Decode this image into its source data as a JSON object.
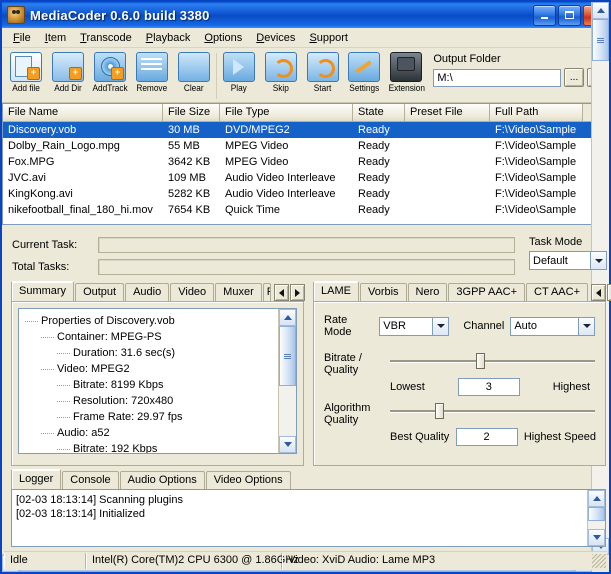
{
  "window": {
    "title": "MediaCoder 0.6.0 build 3380",
    "icon": "app-icon",
    "minimize": "_",
    "maximize": "□",
    "close": "✕"
  },
  "menu": {
    "items": [
      {
        "label": "File"
      },
      {
        "label": "Item"
      },
      {
        "label": "Transcode"
      },
      {
        "label": "Playback"
      },
      {
        "label": "Options"
      },
      {
        "label": "Devices"
      },
      {
        "label": "Support"
      }
    ]
  },
  "toolbar": {
    "buttons": [
      {
        "label": "Add file",
        "icon": "add-file-icon"
      },
      {
        "label": "Add Dir",
        "icon": "add-dir-icon"
      },
      {
        "label": "AddTrack",
        "icon": "add-track-icon"
      },
      {
        "label": "Remove",
        "icon": "remove-icon"
      },
      {
        "label": "Clear",
        "icon": "clear-icon"
      },
      {
        "label": "Play",
        "icon": "play-icon"
      },
      {
        "label": "Skip",
        "icon": "skip-icon"
      },
      {
        "label": "Start",
        "icon": "start-icon"
      },
      {
        "label": "Settings",
        "icon": "settings-icon"
      },
      {
        "label": "Extension",
        "icon": "extension-icon"
      }
    ]
  },
  "output_folder": {
    "label": "Output Folder",
    "value": "M:\\",
    "placeholder": "",
    "browse_button": "...",
    "open_button": "O"
  },
  "file_list": {
    "columns": [
      "File Name",
      "File Size",
      "File Type",
      "State",
      "Preset File",
      "Full Path"
    ],
    "rows": [
      {
        "name": "Discovery.vob",
        "size": "30 MB",
        "type": "DVD/MPEG2",
        "state": "Ready",
        "preset": "",
        "path": "F:\\Video\\Sample",
        "selected": true
      },
      {
        "name": "Dolby_Rain_Logo.mpg",
        "size": "55 MB",
        "type": "MPEG Video",
        "state": "Ready",
        "preset": "",
        "path": "F:\\Video\\Sample",
        "selected": false
      },
      {
        "name": "Fox.MPG",
        "size": "3642 KB",
        "type": "MPEG Video",
        "state": "Ready",
        "preset": "",
        "path": "F:\\Video\\Sample",
        "selected": false
      },
      {
        "name": "JVC.avi",
        "size": "109 MB",
        "type": "Audio Video Interleave",
        "state": "Ready",
        "preset": "",
        "path": "F:\\Video\\Sample",
        "selected": false
      },
      {
        "name": "KingKong.avi",
        "size": "5282 KB",
        "type": "Audio Video Interleave",
        "state": "Ready",
        "preset": "",
        "path": "F:\\Video\\Sample",
        "selected": false
      },
      {
        "name": "nikefootball_final_180_hi.mov",
        "size": "7654 KB",
        "type": "Quick Time",
        "state": "Ready",
        "preset": "",
        "path": "F:\\Video\\Sample",
        "selected": false
      }
    ]
  },
  "tasks": {
    "current_label": "Current Task:",
    "total_label": "Total Tasks:",
    "current_progress": 0,
    "total_progress": 0,
    "task_mode_label": "Task Mode",
    "task_mode_value": "Default"
  },
  "left_tabs": {
    "items": [
      {
        "label": "Summary",
        "active": true
      },
      {
        "label": "Output",
        "active": false
      },
      {
        "label": "Audio",
        "active": false
      },
      {
        "label": "Video",
        "active": false
      },
      {
        "label": "Muxer",
        "active": false
      },
      {
        "label": "Pict",
        "active": false
      }
    ],
    "scroll_left": "◀",
    "scroll_right": "▶"
  },
  "summary": {
    "nodes": [
      {
        "text": "Properties of Discovery.vob",
        "depth": 0
      },
      {
        "text": "Container: MPEG-PS",
        "depth": 1
      },
      {
        "text": "Duration: 31.6 sec(s)",
        "depth": 2
      },
      {
        "text": "Video: MPEG2",
        "depth": 1
      },
      {
        "text": "Bitrate: 8199 Kbps",
        "depth": 2
      },
      {
        "text": "Resolution: 720x480",
        "depth": 2
      },
      {
        "text": "Frame Rate: 29.97 fps",
        "depth": 2
      },
      {
        "text": "Audio: a52",
        "depth": 1
      },
      {
        "text": "Bitrate: 192 Kbps",
        "depth": 2
      }
    ]
  },
  "right_tabs": {
    "items": [
      {
        "label": "LAME",
        "active": true
      },
      {
        "label": "Vorbis",
        "active": false
      },
      {
        "label": "Nero",
        "active": false
      },
      {
        "label": "3GPP AAC+",
        "active": false
      },
      {
        "label": "CT AAC+",
        "active": false
      }
    ],
    "scroll_left": "◀",
    "scroll_right": "▶"
  },
  "lame": {
    "rate_mode_label": "Rate Mode",
    "rate_mode_value": "VBR",
    "channel_label": "Channel",
    "channel_value": "Auto",
    "bitrate_quality_label": "Bitrate / Quality",
    "bitrate_quality_value": "3",
    "bitrate_min_label": "Lowest",
    "bitrate_max_label": "Highest",
    "bitrate_slider_pct": 42,
    "algorithm_quality_label": "Algorithm Quality",
    "algorithm_quality_value": "2",
    "algorithm_min_label": "Best Quality",
    "algorithm_max_label": "Highest Speed",
    "algorithm_slider_pct": 22
  },
  "logger": {
    "tabs": [
      {
        "label": "Logger",
        "active": true
      },
      {
        "label": "Console",
        "active": false
      },
      {
        "label": "Audio Options",
        "active": false
      },
      {
        "label": "Video Options",
        "active": false
      }
    ],
    "lines": [
      "[02-03 18:13:14] Scanning plugins",
      "[02-03 18:13:14] Initialized"
    ]
  },
  "status_bar": {
    "state": "Idle",
    "cpu": "Intel(R) Core(TM)2 CPU 6300 @ 1.86GHz",
    "codecs": "Video: XviD Audio: Lame MP3"
  }
}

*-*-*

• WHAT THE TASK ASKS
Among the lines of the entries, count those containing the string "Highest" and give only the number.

• RESPONSE TO THIS EXERCISE
2